Among the entries below, find each line with "contributes" and show it.

*** Opening Provided information ***

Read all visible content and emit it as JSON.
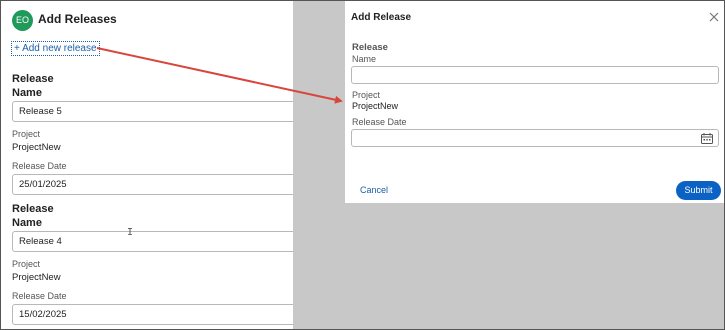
{
  "page": {
    "avatar_initials": "EO",
    "title": "Add Releases",
    "add_link": "+ Add new release"
  },
  "releases": [
    {
      "heading": "Release",
      "name_label": "Name",
      "name_value": "Release 5",
      "project_label": "Project",
      "project_value": "ProjectNew",
      "date_label": "Release Date",
      "date_value": "25/01/2025"
    },
    {
      "heading": "Release",
      "name_label": "Name",
      "name_value": "Release 4",
      "project_label": "Project",
      "project_value": "ProjectNew",
      "date_label": "Release Date",
      "date_value": "15/02/2025"
    }
  ],
  "modal": {
    "title": "Add Release",
    "section_heading": "Release",
    "name_label": "Name",
    "name_value": "",
    "project_label": "Project",
    "project_value": "ProjectNew",
    "date_label": "Release Date",
    "date_value": "",
    "cancel_label": "Cancel",
    "submit_label": "Submit",
    "close_icon": "close-icon",
    "calendar_icon": "calendar-icon"
  },
  "colors": {
    "avatar_bg": "#1f9a5a",
    "link": "#1b5fa8",
    "submit_bg": "#0b62c4",
    "overlay": "#c8c8c8",
    "annotation_arrow": "#d9453d"
  }
}
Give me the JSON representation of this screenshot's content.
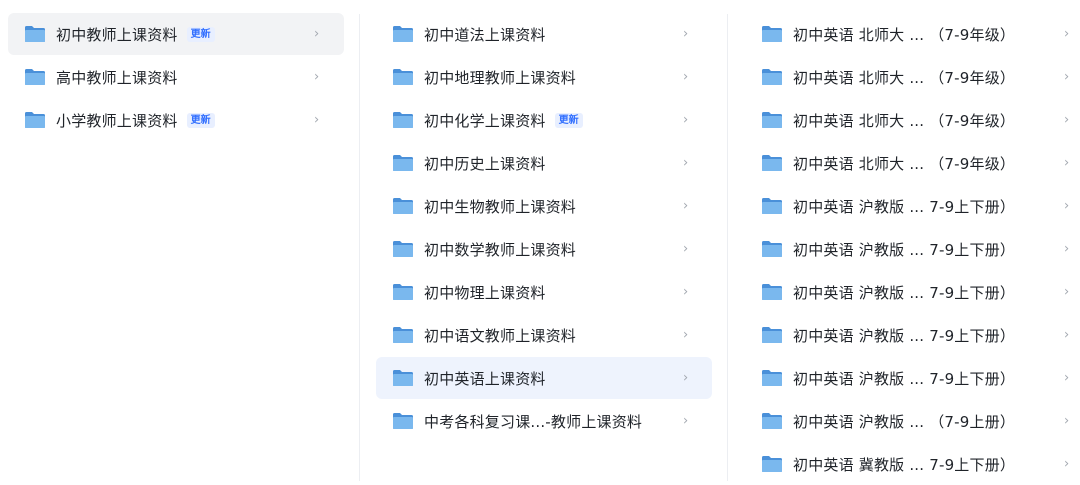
{
  "column1": {
    "items": [
      {
        "label": "初中教师上课资料",
        "badge": "更新",
        "chevron": "›"
      },
      {
        "label": "高中教师上课资料",
        "badge": "",
        "chevron": "›"
      },
      {
        "label": "小学教师上课资料",
        "badge": "更新",
        "chevron": "›"
      }
    ],
    "active_index": 0
  },
  "column2": {
    "items": [
      {
        "label": "初中道法上课资料",
        "badge": "",
        "chevron": "›"
      },
      {
        "label": "初中地理教师上课资料",
        "badge": "",
        "chevron": "›"
      },
      {
        "label": "初中化学上课资料",
        "badge": "更新",
        "chevron": "›"
      },
      {
        "label": "初中历史上课资料",
        "badge": "",
        "chevron": "›"
      },
      {
        "label": "初中生物教师上课资料",
        "badge": "",
        "chevron": "›"
      },
      {
        "label": "初中数学教师上课资料",
        "badge": "",
        "chevron": "›"
      },
      {
        "label": "初中物理上课资料",
        "badge": "",
        "chevron": "›"
      },
      {
        "label": "初中语文教师上课资料",
        "badge": "",
        "chevron": "›"
      },
      {
        "label": "初中英语上课资料",
        "badge": "",
        "chevron": "›"
      },
      {
        "label": "中考各科复习课...-教师上课资料",
        "badge": "",
        "chevron": "›"
      }
    ],
    "selected_index": 8
  },
  "column3": {
    "items": [
      {
        "label": "初中英语 北师大 ... （7-9年级）",
        "chevron": "›"
      },
      {
        "label": "初中英语 北师大 ... （7-9年级）",
        "chevron": "›"
      },
      {
        "label": "初中英语 北师大 ... （7-9年级）",
        "chevron": "›"
      },
      {
        "label": "初中英语 北师大 ... （7-9年级）",
        "chevron": "›"
      },
      {
        "label": "初中英语 沪教版 ... 7-9上下册）",
        "chevron": "›"
      },
      {
        "label": "初中英语 沪教版 ... 7-9上下册）",
        "chevron": "›"
      },
      {
        "label": "初中英语 沪教版 ... 7-9上下册）",
        "chevron": "›"
      },
      {
        "label": "初中英语 沪教版 ... 7-9上下册）",
        "chevron": "›"
      },
      {
        "label": "初中英语 沪教版 ... 7-9上下册）",
        "chevron": "›"
      },
      {
        "label": "初中英语 沪教版 ... （7-9上册）",
        "chevron": "›"
      },
      {
        "label": "初中英语 冀教版 ... 7-9上下册）",
        "chevron": "›"
      }
    ]
  },
  "icons": {
    "folder": "folder-icon",
    "chevron": "chevron-right-icon"
  },
  "colors": {
    "folder_back": "#4a90d9",
    "folder_front": "#7ab8ee",
    "badge_text": "#3370ff",
    "badge_bg": "#e8efff",
    "active_bg": "#f2f3f5",
    "selected_bg": "#eef3fd"
  }
}
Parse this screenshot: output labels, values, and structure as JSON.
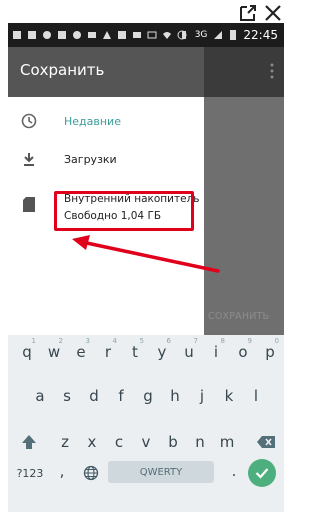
{
  "status_bar": {
    "network": "3G",
    "time": "22:45"
  },
  "drawer": {
    "title": "Сохранить",
    "items": [
      {
        "label": "Недавние",
        "icon": "clock-icon"
      },
      {
        "label": "Загрузки",
        "icon": "download-icon"
      }
    ],
    "storage": {
      "name": "Внутренний накопитель",
      "free": "Свободно 1,04 ГБ",
      "icon": "sd-card-icon"
    }
  },
  "background_app": {
    "save_button_label": "СОХРАНИТЬ"
  },
  "keyboard": {
    "row1": [
      {
        "k": "q",
        "h": "1"
      },
      {
        "k": "w",
        "h": "2"
      },
      {
        "k": "e",
        "h": "3"
      },
      {
        "k": "r",
        "h": "4"
      },
      {
        "k": "t",
        "h": "5"
      },
      {
        "k": "y",
        "h": "6"
      },
      {
        "k": "u",
        "h": "7"
      },
      {
        "k": "i",
        "h": "8"
      },
      {
        "k": "o",
        "h": "9"
      },
      {
        "k": "p",
        "h": "0"
      }
    ],
    "row2": [
      "a",
      "s",
      "d",
      "f",
      "g",
      "h",
      "j",
      "k",
      "l"
    ],
    "row3": [
      "z",
      "x",
      "c",
      "v",
      "b",
      "n",
      "m"
    ],
    "symbols_label": "?123",
    "comma": ",",
    "period": ".",
    "space_label": "QWERTY"
  },
  "colors": {
    "accent_teal": "#3a9d9a",
    "highlight_red": "#e0001b",
    "enter_green": "#4caf7d"
  }
}
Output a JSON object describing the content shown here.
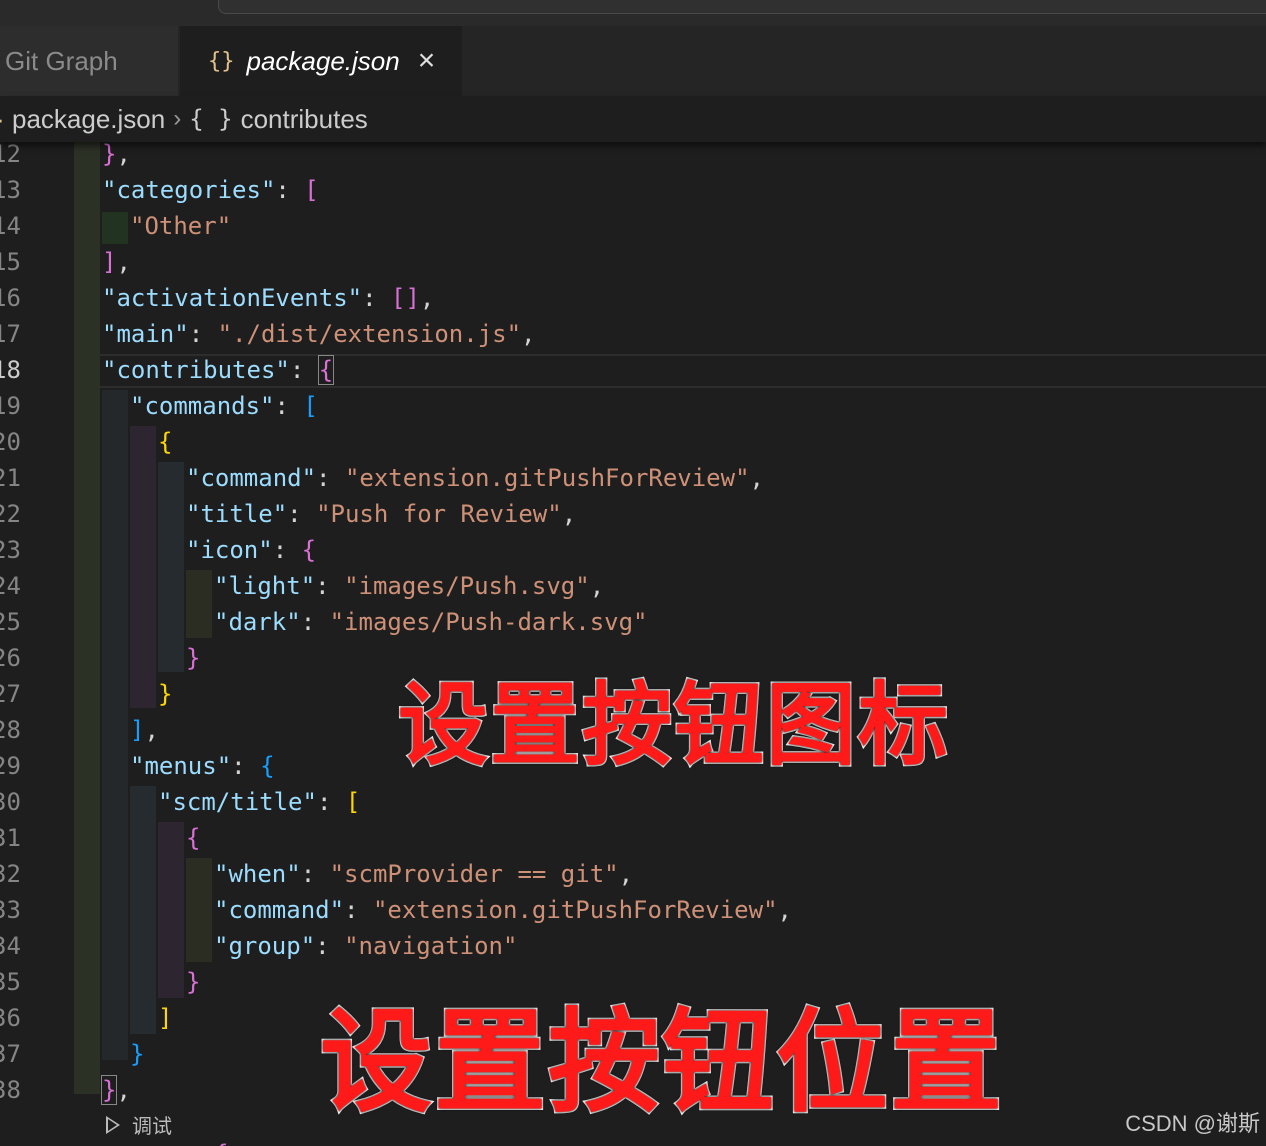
{
  "tabs": [
    {
      "label": "Git Graph",
      "active": false
    },
    {
      "label": "package.json",
      "icon": "json-braces-icon",
      "active": true,
      "close": "×"
    }
  ],
  "breadcrumb": {
    "file": "package.json",
    "separator": "›",
    "symbol": "contributes",
    "symbol_icon": "{ }"
  },
  "editor": {
    "active_line": "18",
    "lines": [
      {
        "n": "12"
      },
      {
        "n": "13"
      },
      {
        "n": "14"
      },
      {
        "n": "15"
      },
      {
        "n": "16"
      },
      {
        "n": "17"
      },
      {
        "n": "18"
      },
      {
        "n": "19"
      },
      {
        "n": "20"
      },
      {
        "n": "21"
      },
      {
        "n": "22"
      },
      {
        "n": "23"
      },
      {
        "n": "24"
      },
      {
        "n": "25"
      },
      {
        "n": "26"
      },
      {
        "n": "27"
      },
      {
        "n": "28"
      },
      {
        "n": "29"
      },
      {
        "n": "30"
      },
      {
        "n": "31"
      },
      {
        "n": "32"
      },
      {
        "n": "33"
      },
      {
        "n": "34"
      },
      {
        "n": "35"
      },
      {
        "n": "36"
      },
      {
        "n": "37"
      },
      {
        "n": "38"
      }
    ],
    "tokens": {
      "categories_key": "\"categories\"",
      "other_value": "\"Other\"",
      "activation_key": "\"activationEvents\"",
      "main_key": "\"main\"",
      "main_value": "\"./dist/extension.js\"",
      "contributes_key": "\"contributes\"",
      "commands_key": "\"commands\"",
      "command_key": "\"command\"",
      "command_value": "\"extension.gitPushForReview\"",
      "title_key": "\"title\"",
      "title_value": "\"Push for Review\"",
      "icon_key": "\"icon\"",
      "light_key": "\"light\"",
      "light_value": "\"images/Push.svg\"",
      "dark_key": "\"dark\"",
      "dark_value": "\"images/Push-dark.svg\"",
      "menus_key": "\"menus\"",
      "scm_title_key": "\"scm/title\"",
      "when_key": "\"when\"",
      "when_value": "\"scmProvider == git\"",
      "group_key": "\"group\"",
      "group_value": "\"navigation\""
    },
    "code_lens": "调试"
  },
  "overlays": {
    "icon_caption": "设置按钮图标",
    "position_caption": "设置按钮位置"
  },
  "watermark": "CSDN @谢斯",
  "colors": {
    "key": "#9cdcfe",
    "string": "#ce9178",
    "bracket_gold": "#ffd700",
    "bracket_orchid": "#da70d6",
    "bracket_blue": "#179fff",
    "overlay_red": "#ff1a1a"
  }
}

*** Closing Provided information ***

* [Your response]
    "symbol": "contributes",
      "contributes_key": "\"contributes\"",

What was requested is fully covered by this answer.